“The public just isn’t interested in buying what the left is selling. No matter how loudly the left hawks its wares or how heroically it organizes, it will not succeed… Durable mass support for the left will not emerge unless and until it radically revamps its offering, abandoning the unhealthy and unpopular obsessions that consume its attention and distract from actual solutions. In particular, it must find the strength to overcome its five deadly sins: identity politics; retro-socialism; catastrophism; growthphobia; and technopessimism.”
6. Rep. Jim Clyburn changed the course of history with his pragmatic and tide-shifting endorsement of Joe Biden ahead of the 2020 South Carolina Democratic primary. Lauren Harper on the lessons for Democrats and why we need a Clyburn Day.
“Clyburn steered the party away from further polarization that would have led to a second Trump term. And Biden’s early weeks prove he is a President who fosters healing rather than acrimony. Clyburn chose well. Following his lead, voters did, too.”
7. Things took an ugly turn for the Democrats in the second half of 2021 — and there’s one explanation why that seems to cover them all. Derek Thompson in The Atlantic on how Democrats are getting crushed in the “vibes war”.
“The turn against Democrats wasn’t limited to parents, or Virginia, or white women. Compared with the 2020 election, support for Democrats decayed across states, genders, ethnicities, and counties. Democrats lost because of something bigger than any demographic or issue. They lost a vibes war. Despite many positive economic trends, Americans are feeling rotten about the state of things—and, understandably, they’re blaming the party in power.”
8. Joe Biden’s agenda is popular among Americans, but the Democrats and their national brand are not. Jonathan Chait in New York Magazine on Joe Biden’s Big Squeeze.

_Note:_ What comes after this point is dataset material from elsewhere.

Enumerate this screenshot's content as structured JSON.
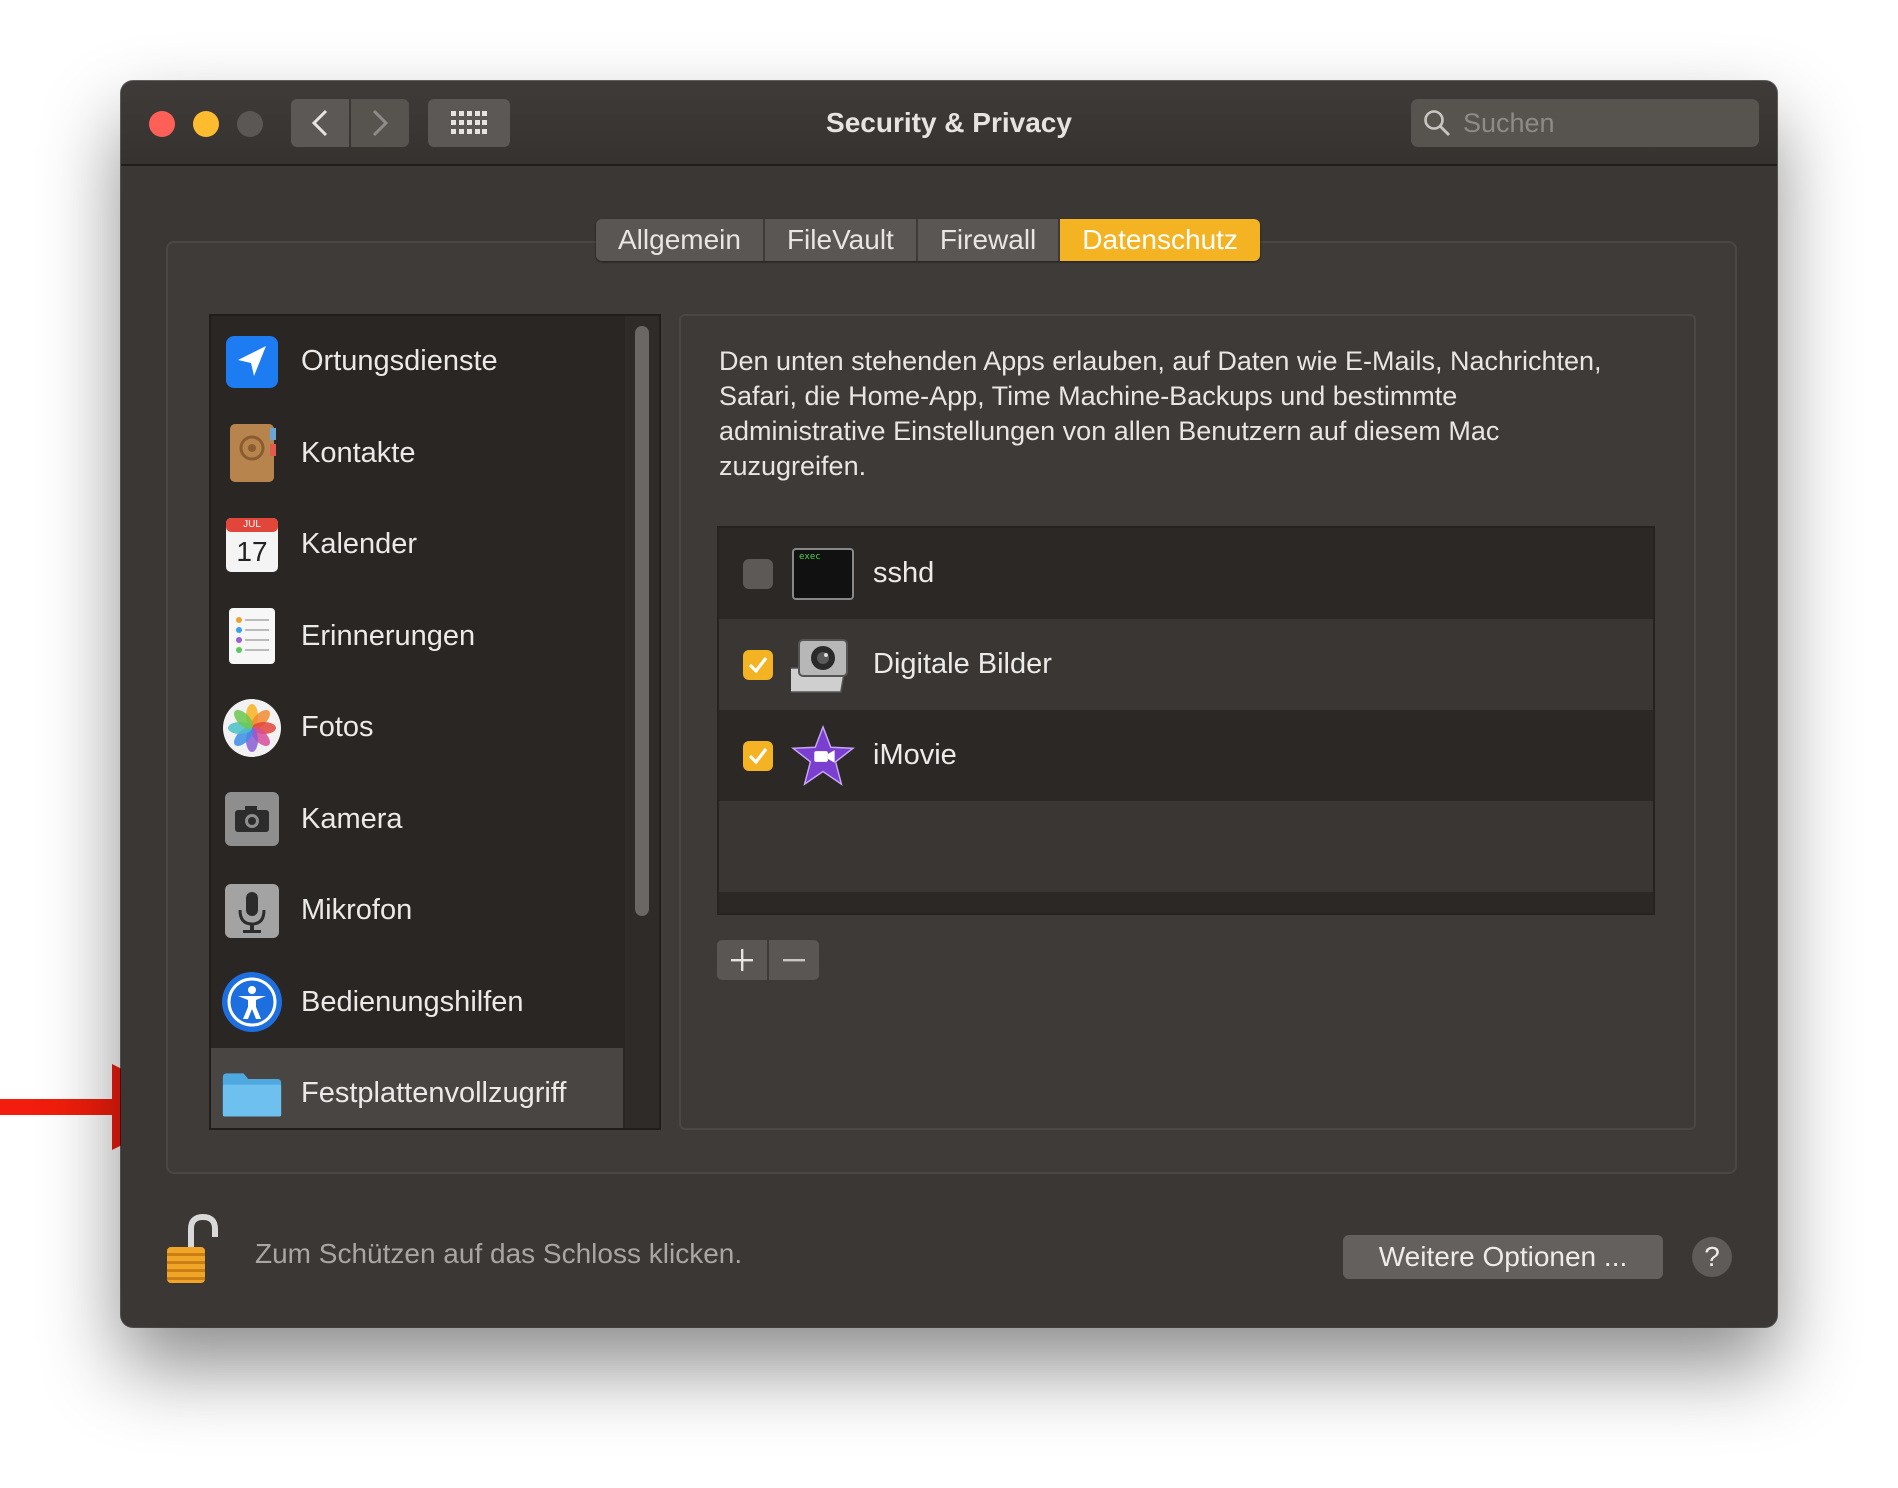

“Biden’s victory in the primary temporarily wrested control of the party out of the hands of its activists and placed it back with its voters. Yet as the year comes to a close, he has only been able to pass an infrastructure bill whittled down small enough to satisfy Republicans, the Build Back Better plan has been cut to ribbons, and his approval is in tatters… Biden’s critics in the center and on the right have blamed his excessive liberalism. But the opposite is true. Biden is actually following a plan designed in direct opposition to the party’s movement-driven leftward turn.”
9. It’s time for Democrats to put their policy debates aside and do the most they can to fight the still-encroaching threat of Trumpism — and that means being open to forming strategic cross-party alliances with Never Trumpers from across the aisle. Matt Yglesias in Slow Boring on how nobody is acting like they believe the future of democracy is at stake.

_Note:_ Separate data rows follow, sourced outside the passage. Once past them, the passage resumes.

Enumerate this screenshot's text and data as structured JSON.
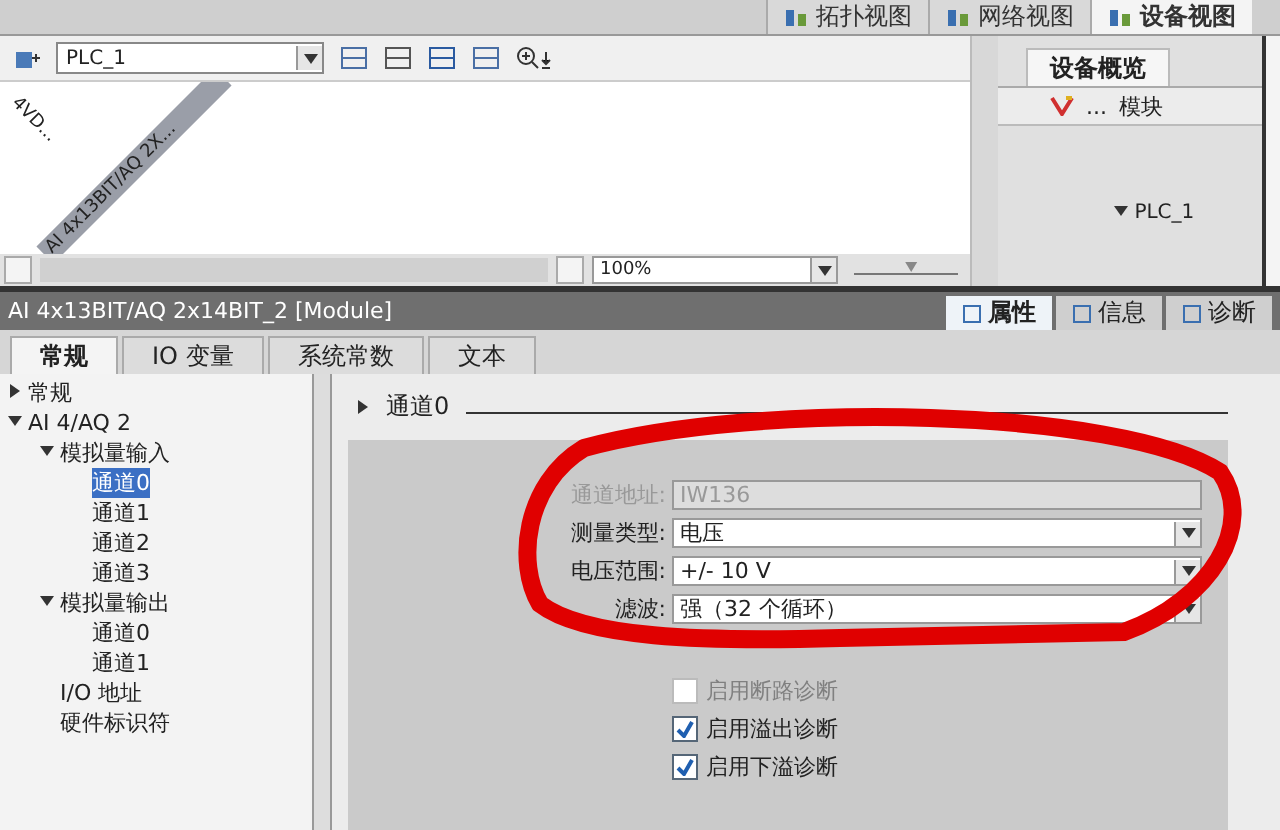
{
  "view_tabs": [
    {
      "label": "拓扑视图",
      "selected": false
    },
    {
      "label": "网络视图",
      "selected": false
    },
    {
      "label": "设备视图",
      "selected": true
    }
  ],
  "editor": {
    "device_select": "PLC_1",
    "canvas_labels": [
      "4VD...",
      "AI 4x13BIT/AQ 2X..."
    ],
    "zoom": "100%",
    "zoom_slider": {
      "level": 0.55
    }
  },
  "overview": {
    "tab": "设备概览",
    "columns": [
      "...",
      "模块"
    ],
    "rows": [
      {
        "label": "PLC_1",
        "expanded": true
      }
    ]
  },
  "inspector": {
    "title": "AI 4x13BIT/AQ 2x14BIT_2 [Module]",
    "panel_tabs": [
      {
        "label": "属性",
        "selected": true
      },
      {
        "label": "信息",
        "selected": false
      },
      {
        "label": "诊断",
        "selected": false
      }
    ],
    "tabs": [
      {
        "label": "常规",
        "selected": true
      },
      {
        "label": "IO 变量",
        "selected": false
      },
      {
        "label": "系统常数",
        "selected": false
      },
      {
        "label": "文本",
        "selected": false
      }
    ],
    "tree": [
      {
        "label": "常规",
        "expanded": false,
        "selected": false
      },
      {
        "label": "AI 4/AQ 2",
        "expanded": true,
        "selected": false,
        "children": [
          {
            "label": "模拟量输入",
            "expanded": true,
            "selected": false,
            "children": [
              {
                "label": "通道0",
                "selected": true
              },
              {
                "label": "通道1",
                "selected": false
              },
              {
                "label": "通道2",
                "selected": false
              },
              {
                "label": "通道3",
                "selected": false
              }
            ]
          },
          {
            "label": "模拟量输出",
            "expanded": true,
            "selected": false,
            "children": [
              {
                "label": "通道0",
                "selected": false
              },
              {
                "label": "通道1",
                "selected": false
              }
            ]
          },
          {
            "label": "I/O 地址",
            "selected": false
          },
          {
            "label": "硬件标识符",
            "selected": false
          }
        ]
      }
    ],
    "section": "通道0",
    "fields": [
      {
        "kind": "text",
        "label": "通道地址:",
        "value": "IW136",
        "disabled": true
      },
      {
        "kind": "dropdown",
        "label": "测量类型:",
        "value": "电压",
        "disabled": false
      },
      {
        "kind": "dropdown",
        "label": "电压范围:",
        "value": "+/- 10 V",
        "disabled": false
      },
      {
        "kind": "dropdown",
        "label": "滤波:",
        "value": "强（32 个循环）",
        "disabled": false
      }
    ],
    "checks": [
      {
        "label": "启用断路诊断",
        "checked": false,
        "disabled": true
      },
      {
        "label": "启用溢出诊断",
        "checked": true,
        "disabled": false
      },
      {
        "label": "启用下溢诊断",
        "checked": true,
        "disabled": false
      }
    ]
  },
  "highlight_mark": {
    "kind": "freehand-loop"
  }
}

“Now to be clear, if you’d asked me in February 2020 whether I thought Democrats should sideline their policy agenda and try to form a cross-party opposition coalition with never Trumpers, I’d have said no way. Once the pandemic intervenes, I think this idea gets less crazy… But most of all, I think it would behoove everyone to own up to the choices they’ve made — and to own them. A very broad swathe of Democrats, from Bernie Sanders on the left to Joe Manchin on the right and very much including Joe Biden in the middle, chose to prioritize the items on their policy agenda over the alleged transcendent threat of Trumpism.”
10. Over the course of the last year, the signs have become glaringly clear that Democrats are increasingly in trouble with Hispanic voters. Ruy Teixeira in The Liberal Patriot on why the Democrats’ Hispanic voter problem isn’t as bad as you think — it’s worse.
“The Democrats are steadily losing ground with Hispanic voters. The seriousness of this problem tends to be underestimated in Democratic circles for a couple of reasons: (1) they don’t realize how big the shift is; and (2) they don’t realize how thoroughly it undermines the most influential Democratic theory of the case for building their coalition.”
We are working to transform this reality into action. Let us know other reading you consider essential — and let’s get more to take action with us.